How to buy chicken coop online in Florida
While some people favour building their own chicken coop, others avoid DIY projects and instead opt to buy a ready-made pen for their chickens.
Purchasing a prefabricated chicken coop is a quick and simple solution. We've put up some suggestions for you on what to look for in a chicken coop while purchasing online in Florida.
Chicken Coop Essentials
The chick flock looks up to you for safety, security, food, and water, to name a few necessities.
Every day, rain or shine, you are responsible for feeding and watering them. The coop you purchase must give security and safety for your birds 24 hours a day, seven days a week. For the health of your flock and your peace of mind, a well-built coop is vital.
Whatever coop you decide to buy, your hens will require the following features:
- Pop door: The coop's entrance for the chickens.
- Ventilation: Usually found in the eaves, it should be adjustable
- Each standard bird must have at least one foot of perch.
- Nesting Boxes: Three to four hens require one box.
- Easy to clean structure
Things to consider while buying a coop
You can assess the coop's quality by looking for features such as:
- Are there any holes between the boards? It yes, then it can be problematic in colder climates.
- How durable is it? If you press on it, does it sway and rock?
- What is the thickness of the wood? It should be at least 10mm.
- Are the hardware and fasteners rust-proof?
- What kind of lock is put on it?
- Is hardware mesh used to guard the windows and vents?
- Is it made of plastic? If yes then you should be aware that voracious predators will spend no time attempting to gain access to your birds.
Although you may always replace hinges, bolts, and locks, you will be wasting your money if the underlying structure is not sound.

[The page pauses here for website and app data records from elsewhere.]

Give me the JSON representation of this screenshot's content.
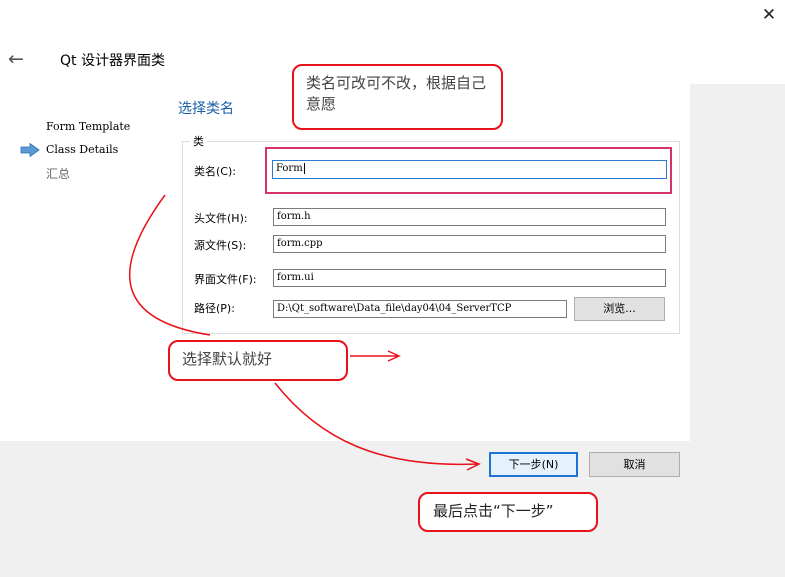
{
  "window": {
    "title": "Qt 设计器界面类",
    "close_glyph": "✕",
    "back_glyph": "←"
  },
  "sidebar": {
    "steps": [
      {
        "label": "Form Template",
        "active": false
      },
      {
        "label": "Class Details",
        "active": true
      },
      {
        "label": "汇总",
        "active": false
      }
    ],
    "active_indicator_color": "#5b9bd5"
  },
  "page": {
    "heading": "选择类名",
    "group_title": "类"
  },
  "form": {
    "class_name_label": "类名(C):",
    "class_name_value": "Form",
    "header_label": "头文件(H):",
    "header_value": "form.h",
    "source_label": "源文件(S):",
    "source_value": "form.cpp",
    "form_file_label": "界面文件(F):",
    "form_file_value": "form.ui",
    "path_label": "路径(P):",
    "path_value": "D:\\Qt_software\\Data_file\\day04\\04_ServerTCP",
    "browse_label": "浏览..."
  },
  "footer": {
    "next_label": "下一步(N)",
    "cancel_label": "取消"
  },
  "annotations": {
    "note_class_name": "类名可改可不改，根据自己意愿",
    "note_default": "选择默认就好",
    "note_next": "最后点击“下一步”",
    "color": "#e8121b"
  }
}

Make sure all of the pieces are in good working order. In the winter, there should be no openings or regions where a gapping can cool the birds.
This is vital information! Do not be fooled by advertising claims that a 3ft by 4ft box can hold 6 hens. Technically, yes, but not if you want your chickens to be happy and healthy.
A regular-sized bird should have 4 square feet of floor space, and a bantam should have 2 square feet. Picking and pecking will become more common when space becomes scarce.
If this is a summer-only coop with a large run or the girls free-range, then less space in the coop is acceptable because they will only be resting or laying eggs.
How much room do you have in the run? Experts recommend 8 space feet for regular birds and 4 square feet for every bantam bird. Bantams are easier to care for because they are fond of flying.
You should purchase something that is appropriate for the weather conditions in your area. Before you decide to invest in a coop, take a hard look at your property to see where you'll put it.